“The Happiness Now is Part of the Pain Later – That’s the Deal”
In the movie Shadowlands, Joy, who is in remission from cancer, says to her husband C.S. Lewis, “the happiness now is part of the pain later and that’s the deal.”
How do we make sense out of losing a loved one, going through a divorce, watching a child go astray, losing a job, or discovering we have an incurable disease? Tragedy often opens the door to a dialog of questions directed at God. Why would you take the life of my son, a father, a husband and a brother in the prime of his life? Why didn’t you heal him? I believed you would.
When I went through tragedy, these were some of the questions I asked God. The tragedy numbed my mind, and it has taken years to heal my wounded heart. But, Job’s insight was a great help to me.
When Job lost everything but his life in a test between God and Satan, he questioned the justice of God. Why would God allow this tragedy when he had lived such a righteous life? Well-meaning friends gladly offered their two cents as they scrutinized, analyzed and even diagnosed the reasons behind Job’s pain. Tired of their judging and babbling, Job resigns himself to present his case before God. God listens to Job’s reasoning.

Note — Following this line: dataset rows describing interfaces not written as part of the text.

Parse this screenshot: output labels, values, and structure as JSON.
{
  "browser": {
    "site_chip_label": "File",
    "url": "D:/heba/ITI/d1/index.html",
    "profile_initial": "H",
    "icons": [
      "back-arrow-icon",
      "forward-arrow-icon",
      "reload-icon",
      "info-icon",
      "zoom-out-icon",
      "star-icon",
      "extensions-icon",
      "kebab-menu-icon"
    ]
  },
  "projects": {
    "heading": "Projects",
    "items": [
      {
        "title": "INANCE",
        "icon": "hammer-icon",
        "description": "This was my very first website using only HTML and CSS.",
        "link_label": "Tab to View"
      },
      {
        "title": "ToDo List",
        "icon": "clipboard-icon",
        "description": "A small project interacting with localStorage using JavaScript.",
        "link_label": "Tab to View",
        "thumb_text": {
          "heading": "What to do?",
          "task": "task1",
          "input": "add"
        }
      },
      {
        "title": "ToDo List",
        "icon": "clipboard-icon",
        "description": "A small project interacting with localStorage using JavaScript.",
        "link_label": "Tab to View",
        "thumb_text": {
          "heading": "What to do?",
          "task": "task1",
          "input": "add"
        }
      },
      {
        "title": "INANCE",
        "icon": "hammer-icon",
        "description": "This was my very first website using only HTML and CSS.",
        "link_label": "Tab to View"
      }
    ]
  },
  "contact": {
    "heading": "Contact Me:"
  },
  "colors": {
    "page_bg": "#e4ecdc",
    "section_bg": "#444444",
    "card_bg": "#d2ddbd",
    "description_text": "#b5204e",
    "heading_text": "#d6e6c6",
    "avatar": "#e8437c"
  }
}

In fact, he was asking the very same questions we all ask. Why does it seem like good men suffer instead of evil men? Why are good things robbed from good people while evil people thrive? God’s longest speech recorded in the Bible (Job 38 – 41) was directed to answering Job, and to us who have suffered great tragedies.
In the midst of answering Job, God asked him a question, and consequently, one that He also asks us. In chapter 40:8 – 9 God asks, “Would you discredit my justice? Would you condemn me to justify yourself?” Job must have felt like a dry leaf in a burning forest. He was in the middle of a debate with the Master of the Universe, Creator of all creation. The fact is, Job did not understand the why behind the test, nor did he ever know that it was a test and we may never know either. After God assured Job of his power and might, wisdom and love, Job covered his mouth — the whys were no longer important or needed. The wisdom we glean here is that – real faith does not depend upon the blessings of God or fall to our accusations of God’s Divine Providence. Real faith must rest completely on God’s undeniable Sovereignty and His unquestionable wisdom, knowing that the happiness that we enjoy today may bring us great pain tomorrow. And, that’s the deal.